──────── MATERIAL FOR THIS TASK
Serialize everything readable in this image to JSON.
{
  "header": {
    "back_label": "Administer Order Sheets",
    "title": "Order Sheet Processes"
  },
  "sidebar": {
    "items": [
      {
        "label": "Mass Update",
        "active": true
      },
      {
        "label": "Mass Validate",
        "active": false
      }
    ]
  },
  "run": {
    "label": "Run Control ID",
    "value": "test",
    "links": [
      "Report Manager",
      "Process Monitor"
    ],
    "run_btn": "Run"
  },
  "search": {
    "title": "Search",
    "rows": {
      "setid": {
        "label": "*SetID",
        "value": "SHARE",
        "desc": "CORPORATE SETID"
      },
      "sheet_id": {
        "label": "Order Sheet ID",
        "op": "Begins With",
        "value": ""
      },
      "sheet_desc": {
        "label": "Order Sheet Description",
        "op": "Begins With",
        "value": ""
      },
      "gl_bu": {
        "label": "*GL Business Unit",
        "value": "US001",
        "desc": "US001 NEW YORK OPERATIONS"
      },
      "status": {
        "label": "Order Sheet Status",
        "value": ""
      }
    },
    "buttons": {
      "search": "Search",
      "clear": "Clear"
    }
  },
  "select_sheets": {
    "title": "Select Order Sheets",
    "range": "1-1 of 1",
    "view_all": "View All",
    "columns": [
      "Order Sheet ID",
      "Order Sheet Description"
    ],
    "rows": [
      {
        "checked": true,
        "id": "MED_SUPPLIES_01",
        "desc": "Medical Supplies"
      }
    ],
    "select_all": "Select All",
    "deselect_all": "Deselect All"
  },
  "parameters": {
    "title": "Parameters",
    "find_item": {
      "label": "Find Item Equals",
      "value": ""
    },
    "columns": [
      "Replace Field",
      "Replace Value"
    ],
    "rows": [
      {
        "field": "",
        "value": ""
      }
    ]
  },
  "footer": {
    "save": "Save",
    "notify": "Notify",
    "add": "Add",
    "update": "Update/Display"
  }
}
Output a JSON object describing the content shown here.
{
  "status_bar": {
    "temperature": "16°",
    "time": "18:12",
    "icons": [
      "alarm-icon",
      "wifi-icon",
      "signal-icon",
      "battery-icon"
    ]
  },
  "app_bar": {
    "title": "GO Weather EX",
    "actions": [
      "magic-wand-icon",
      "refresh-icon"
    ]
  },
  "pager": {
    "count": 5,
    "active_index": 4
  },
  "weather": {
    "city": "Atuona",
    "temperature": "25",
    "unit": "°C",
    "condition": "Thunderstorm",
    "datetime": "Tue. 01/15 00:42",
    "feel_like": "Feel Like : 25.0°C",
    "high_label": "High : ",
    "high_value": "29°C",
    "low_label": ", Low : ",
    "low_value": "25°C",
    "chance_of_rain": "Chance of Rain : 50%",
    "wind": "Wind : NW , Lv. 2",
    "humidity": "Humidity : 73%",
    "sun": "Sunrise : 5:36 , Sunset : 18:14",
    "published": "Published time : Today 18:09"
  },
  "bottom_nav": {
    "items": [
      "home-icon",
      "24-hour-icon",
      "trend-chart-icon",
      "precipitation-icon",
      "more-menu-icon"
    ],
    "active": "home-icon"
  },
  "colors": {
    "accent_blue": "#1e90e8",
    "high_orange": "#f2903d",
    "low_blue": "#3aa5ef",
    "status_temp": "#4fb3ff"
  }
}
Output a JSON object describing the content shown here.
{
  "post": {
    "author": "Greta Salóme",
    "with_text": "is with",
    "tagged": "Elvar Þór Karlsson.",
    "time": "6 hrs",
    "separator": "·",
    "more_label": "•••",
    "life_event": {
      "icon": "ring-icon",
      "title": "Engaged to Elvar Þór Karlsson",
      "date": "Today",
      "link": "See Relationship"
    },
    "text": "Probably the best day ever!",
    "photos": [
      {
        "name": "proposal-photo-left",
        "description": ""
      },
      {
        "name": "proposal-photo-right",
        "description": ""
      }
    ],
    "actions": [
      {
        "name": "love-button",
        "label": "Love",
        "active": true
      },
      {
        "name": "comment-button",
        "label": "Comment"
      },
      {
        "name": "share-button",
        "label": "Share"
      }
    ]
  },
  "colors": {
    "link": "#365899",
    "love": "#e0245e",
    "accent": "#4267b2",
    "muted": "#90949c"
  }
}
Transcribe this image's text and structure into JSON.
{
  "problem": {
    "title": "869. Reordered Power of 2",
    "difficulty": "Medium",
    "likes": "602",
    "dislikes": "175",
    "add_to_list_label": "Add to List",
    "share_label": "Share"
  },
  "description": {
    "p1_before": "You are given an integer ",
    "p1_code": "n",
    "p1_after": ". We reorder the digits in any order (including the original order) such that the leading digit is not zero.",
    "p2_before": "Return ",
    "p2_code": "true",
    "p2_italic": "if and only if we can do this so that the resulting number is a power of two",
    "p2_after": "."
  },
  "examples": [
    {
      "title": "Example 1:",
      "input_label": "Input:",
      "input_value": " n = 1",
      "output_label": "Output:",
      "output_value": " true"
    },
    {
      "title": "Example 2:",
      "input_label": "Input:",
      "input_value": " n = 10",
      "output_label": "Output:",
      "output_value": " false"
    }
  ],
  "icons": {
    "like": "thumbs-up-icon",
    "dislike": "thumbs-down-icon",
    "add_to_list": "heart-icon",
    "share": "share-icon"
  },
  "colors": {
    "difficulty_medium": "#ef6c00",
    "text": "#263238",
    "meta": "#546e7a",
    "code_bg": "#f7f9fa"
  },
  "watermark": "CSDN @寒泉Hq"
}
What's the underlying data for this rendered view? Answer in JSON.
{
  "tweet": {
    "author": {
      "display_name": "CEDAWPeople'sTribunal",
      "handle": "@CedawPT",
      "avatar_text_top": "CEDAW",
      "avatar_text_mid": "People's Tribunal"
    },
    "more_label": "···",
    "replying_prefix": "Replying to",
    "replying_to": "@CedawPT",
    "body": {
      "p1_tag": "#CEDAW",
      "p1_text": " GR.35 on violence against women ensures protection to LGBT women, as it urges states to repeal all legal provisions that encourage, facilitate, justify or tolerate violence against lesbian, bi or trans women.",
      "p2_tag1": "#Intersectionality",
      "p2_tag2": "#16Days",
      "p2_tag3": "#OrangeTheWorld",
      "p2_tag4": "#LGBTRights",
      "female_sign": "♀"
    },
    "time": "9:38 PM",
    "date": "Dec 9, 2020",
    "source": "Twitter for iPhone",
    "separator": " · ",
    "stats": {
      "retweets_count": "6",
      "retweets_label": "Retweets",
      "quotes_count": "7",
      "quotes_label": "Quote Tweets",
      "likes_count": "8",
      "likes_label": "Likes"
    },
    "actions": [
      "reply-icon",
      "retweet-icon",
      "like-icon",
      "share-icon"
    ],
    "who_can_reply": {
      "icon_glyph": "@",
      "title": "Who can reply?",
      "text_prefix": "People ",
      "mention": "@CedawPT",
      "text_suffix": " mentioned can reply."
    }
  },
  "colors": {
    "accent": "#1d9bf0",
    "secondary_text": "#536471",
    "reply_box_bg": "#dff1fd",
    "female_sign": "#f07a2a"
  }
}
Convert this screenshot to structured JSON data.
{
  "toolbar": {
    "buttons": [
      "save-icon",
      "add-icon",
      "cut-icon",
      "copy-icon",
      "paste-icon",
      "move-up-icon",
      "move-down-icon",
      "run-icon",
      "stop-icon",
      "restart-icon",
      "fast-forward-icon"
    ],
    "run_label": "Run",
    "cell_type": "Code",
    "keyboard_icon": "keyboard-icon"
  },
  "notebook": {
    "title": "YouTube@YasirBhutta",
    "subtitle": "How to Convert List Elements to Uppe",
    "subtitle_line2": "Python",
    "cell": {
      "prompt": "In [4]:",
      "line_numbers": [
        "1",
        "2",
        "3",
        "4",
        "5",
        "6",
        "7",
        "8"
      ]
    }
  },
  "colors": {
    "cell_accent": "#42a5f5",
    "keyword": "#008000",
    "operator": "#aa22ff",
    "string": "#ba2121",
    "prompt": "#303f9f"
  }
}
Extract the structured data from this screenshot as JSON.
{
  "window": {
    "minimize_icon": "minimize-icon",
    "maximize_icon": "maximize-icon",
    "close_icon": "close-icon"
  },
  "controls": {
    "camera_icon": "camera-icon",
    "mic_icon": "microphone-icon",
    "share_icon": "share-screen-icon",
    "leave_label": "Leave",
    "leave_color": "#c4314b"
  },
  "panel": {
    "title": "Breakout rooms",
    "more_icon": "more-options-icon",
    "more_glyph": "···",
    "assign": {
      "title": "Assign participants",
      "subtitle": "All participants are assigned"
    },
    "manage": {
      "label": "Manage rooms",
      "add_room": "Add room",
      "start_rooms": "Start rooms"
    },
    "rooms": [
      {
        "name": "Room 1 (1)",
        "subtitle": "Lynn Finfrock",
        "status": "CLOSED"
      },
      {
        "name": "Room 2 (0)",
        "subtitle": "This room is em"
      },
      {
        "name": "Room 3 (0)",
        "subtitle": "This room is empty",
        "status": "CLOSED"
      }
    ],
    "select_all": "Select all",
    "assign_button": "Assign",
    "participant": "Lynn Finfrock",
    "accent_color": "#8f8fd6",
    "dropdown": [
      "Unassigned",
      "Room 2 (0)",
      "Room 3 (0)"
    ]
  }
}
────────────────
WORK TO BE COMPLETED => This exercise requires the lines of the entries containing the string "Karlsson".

ANSWER FOR THIS EXERCISE =>
    "tagged": "Elvar Þór Karlsson.",
      "title": "Engaged to Elvar Þór Karlsson",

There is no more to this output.